**How to complete this task**
Restate all the lines below word for word, but omit the pictures.

START Exercise data

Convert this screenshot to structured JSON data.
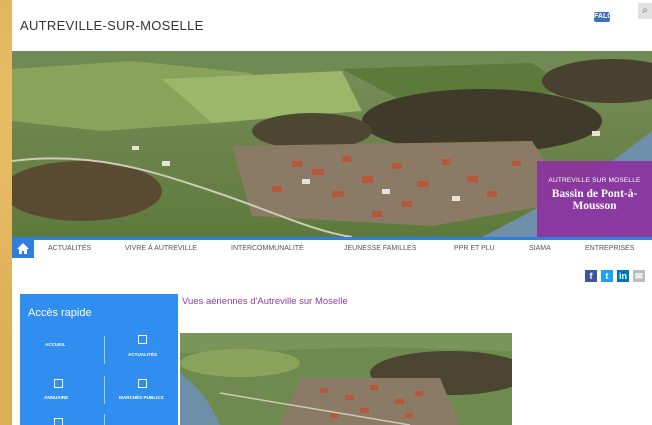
{
  "header": {
    "site_title": "AUTREVILLE-SUR-MOSELLE",
    "a11y_label": "FALC",
    "search_icon": "search-icon"
  },
  "hero": {
    "badge_small": "AUTREVILLE SUR MOSELLE",
    "badge_title": "Bassin de Pont-à-Mousson"
  },
  "nav": {
    "home_icon": "home-icon",
    "items": [
      "ACTUALITÉS",
      "VIVRE À AUTREVILLE",
      "INTERCOMMUNALITÉ",
      "JEUNESSE FAMILLES",
      "PPR ET PLU",
      "SIAMA",
      "ENTREPRISES"
    ]
  },
  "social": {
    "icons": [
      "facebook-icon",
      "twitter-icon",
      "linkedin-icon",
      "email-icon"
    ],
    "colors": [
      "#3b5998",
      "#1da1f2",
      "#0077b5",
      "#bdbdbd"
    ]
  },
  "quick_access": {
    "title": "Accès rapide",
    "items": [
      "ACCUEIL",
      "ACTUALITÉS",
      "ANNUAIRE",
      "MARCHÉS PUBLICS"
    ]
  },
  "article": {
    "title": "Vues aériennes d'Autreville sur Moselle"
  },
  "colors": {
    "accent_blue": "#2f7fe0",
    "badge_purple": "#8c32a0",
    "link_purple": "#8a3ea3"
  }
}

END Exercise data

**Exercise output**
Convert this screenshot to structured JSON data.
{
  "header": {
    "site_title": "AUTREVILLE-SUR-MOSELLE",
    "a11y_label": "FALC",
    "search_icon": "search-icon"
  },
  "hero": {
    "badge_small": "AUTREVILLE SUR MOSELLE",
    "badge_title": "Bassin de Pont-à-Mousson"
  },
  "nav": {
    "home_icon": "home-icon",
    "items": [
      "ACTUALITÉS",
      "VIVRE À AUTREVILLE",
      "INTERCOMMUNALITÉ",
      "JEUNESSE FAMILLES",
      "PPR ET PLU",
      "SIAMA",
      "ENTREPRISES"
    ]
  },
  "social": {
    "icons": [
      "facebook-icon",
      "twitter-icon",
      "linkedin-icon",
      "email-icon"
    ],
    "colors": [
      "#3b5998",
      "#1da1f2",
      "#0077b5",
      "#bdbdbd"
    ]
  },
  "quick_access": {
    "title": "Accès rapide",
    "items": [
      "ACCUEIL",
      "ACTUALITÉS",
      "ANNUAIRE",
      "MARCHÉS PUBLICS"
    ]
  },
  "article": {
    "title": "Vues aériennes d'Autreville sur Moselle"
  },
  "colors": {
    "accent_blue": "#2f7fe0",
    "badge_purple": "#8c32a0",
    "link_purple": "#8a3ea3"
  }
}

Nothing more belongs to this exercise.